The Association of Educational Psychologists told the Trade Unions Congress that smacking “models aggressive behaviour” in children.
But parents and campaigners say the association is conflating a light smack from a loving parent with child abuse and domestic violence.
Speaking to Premier Christian Radio, The Christian Institute’s Ciarán Kelly said: “Unfortunately, people who advocate the route of criminalising parents conflate loving parental discipline – a mild smack – with child abuse, domestic violence and assault.”
He said there can be little doubt that a child who grows up in a “violent home where beatings are handed out” will experience long-term negative effects, but that this was not the real issue.
He added: “It is one thing for them as educationalists to have an opinion about how to parent children, but it’s quite another for them to be jumping on the bandwagon to criminalise parents who disagree with them.”
Speaking on BBC’s Victoria Derbyshire programme, sociologist Dr Stuart Waiton debated self-described ‘parenting coach’ Sue Atkins.
Atkins argued smacking should be criminalised because if an adult smacked an adult it would be a criminal offence.
Dr Waiton said that there are “lots of things” adults do to their children which if done to an adult would be a criminal offence, including grounding them, feeding them vegetables or confiscating their phone.
He said: “This is what a loving parent does as part of their discipline”.
Author, mum of two and former Big Brother contestant Rebecca Jane told This Morning there is a “big difference between smacking and beating”.
She said: “We’re not going to be beating our children, we’re talking about smacking.”

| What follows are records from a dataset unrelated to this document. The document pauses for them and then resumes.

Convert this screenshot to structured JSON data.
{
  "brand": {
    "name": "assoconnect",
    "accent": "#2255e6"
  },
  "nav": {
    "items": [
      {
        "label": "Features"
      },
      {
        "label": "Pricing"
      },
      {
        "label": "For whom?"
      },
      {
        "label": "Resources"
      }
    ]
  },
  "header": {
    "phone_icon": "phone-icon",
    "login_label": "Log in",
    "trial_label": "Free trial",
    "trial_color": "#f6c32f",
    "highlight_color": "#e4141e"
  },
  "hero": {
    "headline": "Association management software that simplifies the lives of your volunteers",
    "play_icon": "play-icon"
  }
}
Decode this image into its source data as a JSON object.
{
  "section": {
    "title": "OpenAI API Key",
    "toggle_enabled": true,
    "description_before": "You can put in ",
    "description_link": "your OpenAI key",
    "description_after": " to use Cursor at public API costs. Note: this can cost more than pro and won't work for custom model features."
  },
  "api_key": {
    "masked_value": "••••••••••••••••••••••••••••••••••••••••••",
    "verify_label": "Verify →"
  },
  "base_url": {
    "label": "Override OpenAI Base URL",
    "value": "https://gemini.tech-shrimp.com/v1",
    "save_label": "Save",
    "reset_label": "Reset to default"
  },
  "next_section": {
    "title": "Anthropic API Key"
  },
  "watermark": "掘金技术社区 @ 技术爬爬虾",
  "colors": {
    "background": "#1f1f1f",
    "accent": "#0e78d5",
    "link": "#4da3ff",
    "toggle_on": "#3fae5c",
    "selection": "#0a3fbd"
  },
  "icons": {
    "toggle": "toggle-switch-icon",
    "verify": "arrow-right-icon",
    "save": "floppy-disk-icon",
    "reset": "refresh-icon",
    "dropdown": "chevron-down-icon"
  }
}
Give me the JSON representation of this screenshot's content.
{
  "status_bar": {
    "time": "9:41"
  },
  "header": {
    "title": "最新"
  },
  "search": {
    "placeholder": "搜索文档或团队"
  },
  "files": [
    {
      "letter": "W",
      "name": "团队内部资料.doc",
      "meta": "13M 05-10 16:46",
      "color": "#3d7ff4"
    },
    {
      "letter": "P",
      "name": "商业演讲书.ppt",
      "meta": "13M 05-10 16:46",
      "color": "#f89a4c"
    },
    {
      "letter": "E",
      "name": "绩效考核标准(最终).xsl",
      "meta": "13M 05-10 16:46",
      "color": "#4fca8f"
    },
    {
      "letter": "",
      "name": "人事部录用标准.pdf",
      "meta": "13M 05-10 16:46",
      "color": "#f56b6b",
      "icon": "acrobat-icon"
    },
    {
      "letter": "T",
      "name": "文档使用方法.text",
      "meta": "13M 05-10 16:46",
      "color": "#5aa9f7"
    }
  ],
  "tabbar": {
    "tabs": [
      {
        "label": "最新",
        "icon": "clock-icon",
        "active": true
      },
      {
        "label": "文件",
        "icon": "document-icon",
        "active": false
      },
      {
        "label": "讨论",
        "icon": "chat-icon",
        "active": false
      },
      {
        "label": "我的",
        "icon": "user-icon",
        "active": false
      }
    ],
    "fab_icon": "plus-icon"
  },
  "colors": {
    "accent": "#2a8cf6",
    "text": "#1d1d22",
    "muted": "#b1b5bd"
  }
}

Jane was countering claims from agony aunt Hilary Freeman that smacking is damaging to children and should be banned.